Charleston District Public Affairs
Published Jan. 9, 2012
Dr. Richard Darden, project manager for the Haile Gold Mine project, addresses the state of the project at a public meeting.

Dr. Richard Darden, project manager for the Haile Gold Mine project, addresses the state of the project at a public meeting.

In October 2011, the Charleston District began the process of preparing the environmental impact statement (EIS) needed before coming to a permit decision for the Haile Gold Mine project application in Kershaw, SC. That same month, the District hosted a public scoping meeting on the project to receive needed input from the public before starting the EIS. The event yielded numerous comments and observations that will be taken into consideration during the study process. One suggestion expressed that night was for the District to return to Kershaw on a separate night to field questions about the technical aspects of the proposed Haile Gold Mine project.

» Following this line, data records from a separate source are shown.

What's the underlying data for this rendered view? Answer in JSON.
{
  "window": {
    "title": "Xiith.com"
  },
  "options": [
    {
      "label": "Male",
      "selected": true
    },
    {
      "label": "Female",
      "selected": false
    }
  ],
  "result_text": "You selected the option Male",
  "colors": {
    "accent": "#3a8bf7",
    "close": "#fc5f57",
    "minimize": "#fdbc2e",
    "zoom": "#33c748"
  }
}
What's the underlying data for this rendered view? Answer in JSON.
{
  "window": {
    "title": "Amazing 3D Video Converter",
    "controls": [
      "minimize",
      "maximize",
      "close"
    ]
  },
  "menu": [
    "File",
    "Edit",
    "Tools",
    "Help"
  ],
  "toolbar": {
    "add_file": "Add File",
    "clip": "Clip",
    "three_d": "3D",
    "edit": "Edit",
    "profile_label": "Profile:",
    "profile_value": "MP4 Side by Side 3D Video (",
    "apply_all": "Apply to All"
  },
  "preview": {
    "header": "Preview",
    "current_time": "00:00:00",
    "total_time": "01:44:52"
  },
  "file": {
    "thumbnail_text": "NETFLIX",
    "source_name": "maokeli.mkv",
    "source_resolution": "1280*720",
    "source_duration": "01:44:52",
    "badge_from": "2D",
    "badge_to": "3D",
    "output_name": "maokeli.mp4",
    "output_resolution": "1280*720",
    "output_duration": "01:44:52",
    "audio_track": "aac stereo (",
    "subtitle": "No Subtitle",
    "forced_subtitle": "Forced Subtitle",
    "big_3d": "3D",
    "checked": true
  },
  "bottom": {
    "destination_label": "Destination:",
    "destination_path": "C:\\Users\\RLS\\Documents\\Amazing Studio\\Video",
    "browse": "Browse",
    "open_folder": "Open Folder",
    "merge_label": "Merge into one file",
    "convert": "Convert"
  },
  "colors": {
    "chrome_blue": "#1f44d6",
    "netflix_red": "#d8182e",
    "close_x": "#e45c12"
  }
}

With that in mind, District representatives returned to Kershaw on January 23rd to address any questions that the citizens of Kershaw had about the project and the study process. Dr. Richard Darden, project manager, began the evening telling the approximately 200 attendees that “we may not have all the answers yet because we don’t have all the technical results” but we are going to do our best to answer the questions we can and will provide additional technical feedback at future points in the process.

Questions from the citizens ranged from potential contamination of drinking water to how wildlife will be affected. Many questions were in regards to the tailings storage facility (TSF) that Haile Gold Mine has proposed to build. The TSF, as proposed, would store ore after it has been processed and gold has been removed. The public was concerned about whether the TSF would be able to safely contain chemicals that are used in the gold mining process.

“The mining process [as proposed by Haile Gold Mine] is a state-of-the-art technology, but that doesn’t mean there is no risk of contaminants,” said Darden. “We will do a thorough evaluation of the project’s impact on surface and ground water, as well as air quality, noise and much more. It is up to us to balance the project’s proposed benefits against the environmental detriments and make a permit decision on that basis.”

At the end of the night, the residents of Kershaw seemed to better appreciate the process, even though some technical questions will not be answered until later in the process. The residents also requested that the District return again to give another presentation on how the mine process is proposed to operate. The District plans to make this request a reality in April 2012.